_ABOUT THIS EXERCISE_.
Your answer consists of the lines in the data that contain "UMTS". Copy each of them.

_DATA TO USE_.
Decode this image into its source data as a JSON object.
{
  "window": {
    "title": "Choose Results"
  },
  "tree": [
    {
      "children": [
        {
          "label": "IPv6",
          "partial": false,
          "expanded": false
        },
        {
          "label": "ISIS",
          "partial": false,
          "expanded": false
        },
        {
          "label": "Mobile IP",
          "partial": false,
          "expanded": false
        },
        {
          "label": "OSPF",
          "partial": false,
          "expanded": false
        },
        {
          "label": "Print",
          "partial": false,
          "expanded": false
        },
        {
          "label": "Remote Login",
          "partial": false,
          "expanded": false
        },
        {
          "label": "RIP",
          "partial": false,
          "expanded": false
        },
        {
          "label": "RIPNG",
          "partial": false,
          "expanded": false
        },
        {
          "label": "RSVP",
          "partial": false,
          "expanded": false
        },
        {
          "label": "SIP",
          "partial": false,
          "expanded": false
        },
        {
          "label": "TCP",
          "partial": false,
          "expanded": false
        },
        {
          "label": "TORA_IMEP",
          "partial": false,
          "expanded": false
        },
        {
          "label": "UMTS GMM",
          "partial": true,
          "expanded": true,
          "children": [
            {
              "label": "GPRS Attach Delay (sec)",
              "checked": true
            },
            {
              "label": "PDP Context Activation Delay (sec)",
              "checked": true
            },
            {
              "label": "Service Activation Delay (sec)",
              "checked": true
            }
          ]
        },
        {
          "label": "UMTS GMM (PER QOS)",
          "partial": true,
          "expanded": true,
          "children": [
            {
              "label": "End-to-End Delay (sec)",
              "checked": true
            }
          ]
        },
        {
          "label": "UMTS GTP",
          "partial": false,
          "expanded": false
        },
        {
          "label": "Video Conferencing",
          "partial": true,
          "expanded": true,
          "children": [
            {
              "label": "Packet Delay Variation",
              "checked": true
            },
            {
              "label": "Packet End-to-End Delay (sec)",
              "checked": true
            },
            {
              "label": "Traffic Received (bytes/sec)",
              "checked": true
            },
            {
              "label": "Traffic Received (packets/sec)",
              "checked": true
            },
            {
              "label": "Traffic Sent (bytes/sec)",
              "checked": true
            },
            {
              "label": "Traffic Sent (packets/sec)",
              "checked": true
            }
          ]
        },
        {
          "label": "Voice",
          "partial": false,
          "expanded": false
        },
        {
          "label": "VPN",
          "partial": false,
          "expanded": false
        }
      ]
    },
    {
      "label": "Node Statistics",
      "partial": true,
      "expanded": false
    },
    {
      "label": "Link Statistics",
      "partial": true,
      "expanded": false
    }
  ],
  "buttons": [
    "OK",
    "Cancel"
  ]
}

_RESULT OF THIS TASK_.
          "label": "UMTS GMM",
          "label": "UMTS GMM (PER QOS)",
          "label": "UMTS GTP",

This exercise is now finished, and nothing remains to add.